in a certain picture. cannot be avoided by good guidance only.41 on Tue. 13 Jan 2015 09:33:36 AM All use subject to JSTOR Terms and Conditions . harmony. It is true that such empty formalism is often deeply rooted in the artist's attitude toward existence and.1. formalism results. which urge the layman to observe how. but seem to express next to nothing. One often reads or hears interpretations of art. if they omit the main point: "Why are we supposed to notice these forms and formal relations? What is their purpose?" When this question is neglected. This content downloaded from 147. instead of using it as an instrument for the expression of the forces that underlie life and nature. But it is also true that a teacher who constantly stresses the priority of expression will convey to his students the need for something to be expressed and thus protect many of them from the helpless playing with form.
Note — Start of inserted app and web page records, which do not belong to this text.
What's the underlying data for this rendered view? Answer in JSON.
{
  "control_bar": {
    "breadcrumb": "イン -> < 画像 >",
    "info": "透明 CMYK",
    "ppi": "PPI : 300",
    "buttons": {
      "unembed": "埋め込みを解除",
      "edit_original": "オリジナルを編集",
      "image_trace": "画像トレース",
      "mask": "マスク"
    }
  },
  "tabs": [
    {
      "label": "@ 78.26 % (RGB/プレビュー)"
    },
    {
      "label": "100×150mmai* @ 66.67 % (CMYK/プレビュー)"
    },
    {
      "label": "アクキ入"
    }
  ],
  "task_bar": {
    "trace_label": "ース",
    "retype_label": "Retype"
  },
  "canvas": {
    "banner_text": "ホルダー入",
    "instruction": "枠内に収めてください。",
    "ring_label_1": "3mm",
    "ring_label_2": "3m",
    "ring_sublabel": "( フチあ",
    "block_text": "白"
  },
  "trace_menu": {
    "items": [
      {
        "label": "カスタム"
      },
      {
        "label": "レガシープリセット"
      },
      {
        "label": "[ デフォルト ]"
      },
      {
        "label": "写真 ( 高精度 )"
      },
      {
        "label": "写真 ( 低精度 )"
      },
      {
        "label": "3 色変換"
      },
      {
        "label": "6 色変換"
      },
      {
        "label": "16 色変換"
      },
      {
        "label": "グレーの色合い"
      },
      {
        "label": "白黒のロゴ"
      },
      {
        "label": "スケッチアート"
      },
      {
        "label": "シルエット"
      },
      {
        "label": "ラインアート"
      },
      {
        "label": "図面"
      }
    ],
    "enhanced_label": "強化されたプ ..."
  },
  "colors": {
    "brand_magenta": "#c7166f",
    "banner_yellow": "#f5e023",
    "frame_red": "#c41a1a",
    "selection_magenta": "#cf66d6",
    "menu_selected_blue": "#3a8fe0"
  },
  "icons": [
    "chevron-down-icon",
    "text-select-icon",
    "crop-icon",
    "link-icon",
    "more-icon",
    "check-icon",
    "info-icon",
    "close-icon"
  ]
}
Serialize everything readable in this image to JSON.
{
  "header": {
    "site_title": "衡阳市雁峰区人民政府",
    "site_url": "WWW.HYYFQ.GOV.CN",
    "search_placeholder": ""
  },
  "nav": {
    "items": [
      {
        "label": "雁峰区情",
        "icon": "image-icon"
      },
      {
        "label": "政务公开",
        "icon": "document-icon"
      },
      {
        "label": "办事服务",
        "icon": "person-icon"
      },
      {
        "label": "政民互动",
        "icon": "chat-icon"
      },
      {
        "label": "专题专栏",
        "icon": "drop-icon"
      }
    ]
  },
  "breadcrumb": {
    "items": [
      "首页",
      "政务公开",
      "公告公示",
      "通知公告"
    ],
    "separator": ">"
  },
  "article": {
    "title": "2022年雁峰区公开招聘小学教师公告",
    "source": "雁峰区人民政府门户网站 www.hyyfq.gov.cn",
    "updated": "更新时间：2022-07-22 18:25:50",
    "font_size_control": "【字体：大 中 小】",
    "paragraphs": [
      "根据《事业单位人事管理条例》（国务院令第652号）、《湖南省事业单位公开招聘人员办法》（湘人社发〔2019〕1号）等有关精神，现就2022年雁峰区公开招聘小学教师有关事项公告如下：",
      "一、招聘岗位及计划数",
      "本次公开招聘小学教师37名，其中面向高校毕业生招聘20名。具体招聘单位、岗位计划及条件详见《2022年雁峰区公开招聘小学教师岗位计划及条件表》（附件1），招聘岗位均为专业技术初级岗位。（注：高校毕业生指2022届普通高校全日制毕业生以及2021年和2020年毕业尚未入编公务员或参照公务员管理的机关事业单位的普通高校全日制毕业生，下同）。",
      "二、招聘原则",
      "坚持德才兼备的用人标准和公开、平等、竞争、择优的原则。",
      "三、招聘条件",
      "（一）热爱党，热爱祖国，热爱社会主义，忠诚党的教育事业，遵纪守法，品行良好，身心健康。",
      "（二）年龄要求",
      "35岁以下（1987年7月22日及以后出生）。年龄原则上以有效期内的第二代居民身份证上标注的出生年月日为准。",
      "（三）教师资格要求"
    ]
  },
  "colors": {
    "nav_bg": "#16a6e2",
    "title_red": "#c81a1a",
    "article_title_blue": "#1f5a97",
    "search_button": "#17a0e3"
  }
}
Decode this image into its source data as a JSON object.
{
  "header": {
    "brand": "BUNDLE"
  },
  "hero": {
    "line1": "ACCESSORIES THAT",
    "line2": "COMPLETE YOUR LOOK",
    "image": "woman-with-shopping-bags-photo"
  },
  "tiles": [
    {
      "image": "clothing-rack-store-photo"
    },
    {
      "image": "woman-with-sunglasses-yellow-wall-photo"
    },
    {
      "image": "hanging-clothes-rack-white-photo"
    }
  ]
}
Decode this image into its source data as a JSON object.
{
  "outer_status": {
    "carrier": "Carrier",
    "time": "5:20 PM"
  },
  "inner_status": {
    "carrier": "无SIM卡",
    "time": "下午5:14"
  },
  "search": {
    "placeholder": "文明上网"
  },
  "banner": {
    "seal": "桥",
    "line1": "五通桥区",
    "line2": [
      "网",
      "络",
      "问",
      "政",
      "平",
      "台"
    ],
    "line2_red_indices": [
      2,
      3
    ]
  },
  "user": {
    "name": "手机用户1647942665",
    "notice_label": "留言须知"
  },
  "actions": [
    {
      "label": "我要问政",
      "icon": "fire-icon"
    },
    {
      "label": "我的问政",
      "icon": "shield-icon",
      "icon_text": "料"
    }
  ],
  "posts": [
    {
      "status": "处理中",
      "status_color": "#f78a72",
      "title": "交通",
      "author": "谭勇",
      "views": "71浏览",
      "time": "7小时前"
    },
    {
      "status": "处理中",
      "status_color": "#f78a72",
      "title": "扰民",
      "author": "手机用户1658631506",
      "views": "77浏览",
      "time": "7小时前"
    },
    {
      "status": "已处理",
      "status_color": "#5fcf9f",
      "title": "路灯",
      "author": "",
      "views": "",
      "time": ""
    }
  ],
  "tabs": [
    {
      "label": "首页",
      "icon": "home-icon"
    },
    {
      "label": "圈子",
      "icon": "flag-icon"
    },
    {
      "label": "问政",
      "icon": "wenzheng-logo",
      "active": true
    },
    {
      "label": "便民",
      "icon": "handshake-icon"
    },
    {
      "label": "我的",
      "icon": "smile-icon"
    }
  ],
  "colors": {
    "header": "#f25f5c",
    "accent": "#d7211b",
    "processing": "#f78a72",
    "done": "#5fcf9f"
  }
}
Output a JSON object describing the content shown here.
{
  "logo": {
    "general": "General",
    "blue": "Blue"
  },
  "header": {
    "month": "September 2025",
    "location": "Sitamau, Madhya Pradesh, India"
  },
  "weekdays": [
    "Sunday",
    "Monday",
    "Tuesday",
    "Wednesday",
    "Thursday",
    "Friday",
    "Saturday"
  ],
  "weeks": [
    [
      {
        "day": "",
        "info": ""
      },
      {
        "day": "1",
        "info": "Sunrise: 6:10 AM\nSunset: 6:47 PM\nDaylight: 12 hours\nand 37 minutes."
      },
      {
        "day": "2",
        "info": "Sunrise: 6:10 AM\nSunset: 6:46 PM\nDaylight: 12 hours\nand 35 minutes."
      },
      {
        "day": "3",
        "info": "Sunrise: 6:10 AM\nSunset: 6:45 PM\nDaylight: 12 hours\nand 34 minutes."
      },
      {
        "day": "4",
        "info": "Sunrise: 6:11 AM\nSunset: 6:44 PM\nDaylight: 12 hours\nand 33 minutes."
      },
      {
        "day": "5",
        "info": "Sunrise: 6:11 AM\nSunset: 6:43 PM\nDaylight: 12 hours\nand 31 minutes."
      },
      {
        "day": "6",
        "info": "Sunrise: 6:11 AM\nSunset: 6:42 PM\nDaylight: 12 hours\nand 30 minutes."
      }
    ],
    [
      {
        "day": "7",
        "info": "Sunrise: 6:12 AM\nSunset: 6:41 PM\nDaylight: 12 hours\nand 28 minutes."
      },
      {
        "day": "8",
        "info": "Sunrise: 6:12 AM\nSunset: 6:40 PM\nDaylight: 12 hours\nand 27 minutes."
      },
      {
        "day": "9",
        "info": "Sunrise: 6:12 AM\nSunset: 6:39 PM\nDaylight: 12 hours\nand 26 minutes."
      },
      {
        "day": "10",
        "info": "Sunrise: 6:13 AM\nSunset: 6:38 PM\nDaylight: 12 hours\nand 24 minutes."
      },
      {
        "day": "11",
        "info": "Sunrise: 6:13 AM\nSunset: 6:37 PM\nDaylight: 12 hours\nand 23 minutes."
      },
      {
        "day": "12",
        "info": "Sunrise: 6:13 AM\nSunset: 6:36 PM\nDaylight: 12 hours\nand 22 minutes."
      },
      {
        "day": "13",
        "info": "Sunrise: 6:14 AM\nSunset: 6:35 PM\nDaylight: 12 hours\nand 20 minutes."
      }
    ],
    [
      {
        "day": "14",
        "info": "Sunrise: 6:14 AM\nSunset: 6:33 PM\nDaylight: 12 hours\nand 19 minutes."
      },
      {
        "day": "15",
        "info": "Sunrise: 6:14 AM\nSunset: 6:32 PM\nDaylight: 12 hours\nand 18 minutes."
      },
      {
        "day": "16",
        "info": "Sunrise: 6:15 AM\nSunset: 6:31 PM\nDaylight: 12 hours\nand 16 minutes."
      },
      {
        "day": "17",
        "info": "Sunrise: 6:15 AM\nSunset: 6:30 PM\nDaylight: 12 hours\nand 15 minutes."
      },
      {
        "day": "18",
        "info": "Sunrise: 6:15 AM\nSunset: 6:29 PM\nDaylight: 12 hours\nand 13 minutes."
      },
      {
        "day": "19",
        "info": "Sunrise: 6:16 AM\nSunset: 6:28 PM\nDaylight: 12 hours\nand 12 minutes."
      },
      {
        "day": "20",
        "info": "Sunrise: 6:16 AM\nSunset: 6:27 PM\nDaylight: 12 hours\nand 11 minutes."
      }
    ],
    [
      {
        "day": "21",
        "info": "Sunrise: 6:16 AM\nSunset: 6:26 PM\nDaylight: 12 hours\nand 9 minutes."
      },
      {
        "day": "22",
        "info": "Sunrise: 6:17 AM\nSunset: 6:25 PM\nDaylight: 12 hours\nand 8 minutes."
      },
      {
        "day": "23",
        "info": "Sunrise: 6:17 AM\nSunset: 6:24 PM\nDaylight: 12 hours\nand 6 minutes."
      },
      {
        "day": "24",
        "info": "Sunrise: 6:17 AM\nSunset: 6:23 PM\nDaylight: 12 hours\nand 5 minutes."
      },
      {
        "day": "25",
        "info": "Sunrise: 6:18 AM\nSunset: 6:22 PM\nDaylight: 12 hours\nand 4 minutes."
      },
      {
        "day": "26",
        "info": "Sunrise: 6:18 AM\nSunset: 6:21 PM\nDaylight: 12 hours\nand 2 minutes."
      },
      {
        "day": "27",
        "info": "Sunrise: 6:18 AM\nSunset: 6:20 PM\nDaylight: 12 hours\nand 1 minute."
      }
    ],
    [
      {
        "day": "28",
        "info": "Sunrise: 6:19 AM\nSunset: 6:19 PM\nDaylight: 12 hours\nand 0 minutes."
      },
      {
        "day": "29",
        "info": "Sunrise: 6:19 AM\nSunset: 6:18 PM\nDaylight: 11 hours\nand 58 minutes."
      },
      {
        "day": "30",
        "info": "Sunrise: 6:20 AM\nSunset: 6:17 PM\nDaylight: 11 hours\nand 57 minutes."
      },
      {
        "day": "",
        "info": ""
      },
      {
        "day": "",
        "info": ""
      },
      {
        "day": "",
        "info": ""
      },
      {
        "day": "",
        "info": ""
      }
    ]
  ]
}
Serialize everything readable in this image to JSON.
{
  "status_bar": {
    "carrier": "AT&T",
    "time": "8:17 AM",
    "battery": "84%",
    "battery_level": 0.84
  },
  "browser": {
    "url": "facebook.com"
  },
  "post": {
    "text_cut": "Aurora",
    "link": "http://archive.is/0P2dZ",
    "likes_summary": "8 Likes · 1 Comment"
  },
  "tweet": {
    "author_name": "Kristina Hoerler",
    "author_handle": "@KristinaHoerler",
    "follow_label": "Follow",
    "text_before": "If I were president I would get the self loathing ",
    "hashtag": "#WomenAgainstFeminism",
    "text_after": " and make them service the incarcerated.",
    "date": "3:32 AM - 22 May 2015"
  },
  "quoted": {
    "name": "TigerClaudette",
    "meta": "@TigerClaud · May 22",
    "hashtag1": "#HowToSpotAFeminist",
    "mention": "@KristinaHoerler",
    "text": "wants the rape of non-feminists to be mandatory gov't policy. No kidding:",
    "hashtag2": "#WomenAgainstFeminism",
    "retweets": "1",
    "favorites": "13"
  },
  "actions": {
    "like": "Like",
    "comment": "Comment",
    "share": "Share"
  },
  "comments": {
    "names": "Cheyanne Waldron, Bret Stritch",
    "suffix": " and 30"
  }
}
This occurs when the artist has organized his material according to mere formal fittingness. for instance.91.THE PRIORITY OF EXPRESSION 109 conveying some inherent meaning. the curve at the lower left corresponds to a similar one at the upper right. as to balance and harmony. in the artist as well as in the public. (The same kind of thing is found in musical program-notes. they will deviate the spectator from the work of art rather than introduce him to it. in such cases. Everybody knows works of the visual arts or music which are perfectly built. or how the whole composition is organized in three vertical planes. which can only lead to cynicism or despair. notably modern art.) Correct though such analyses may be.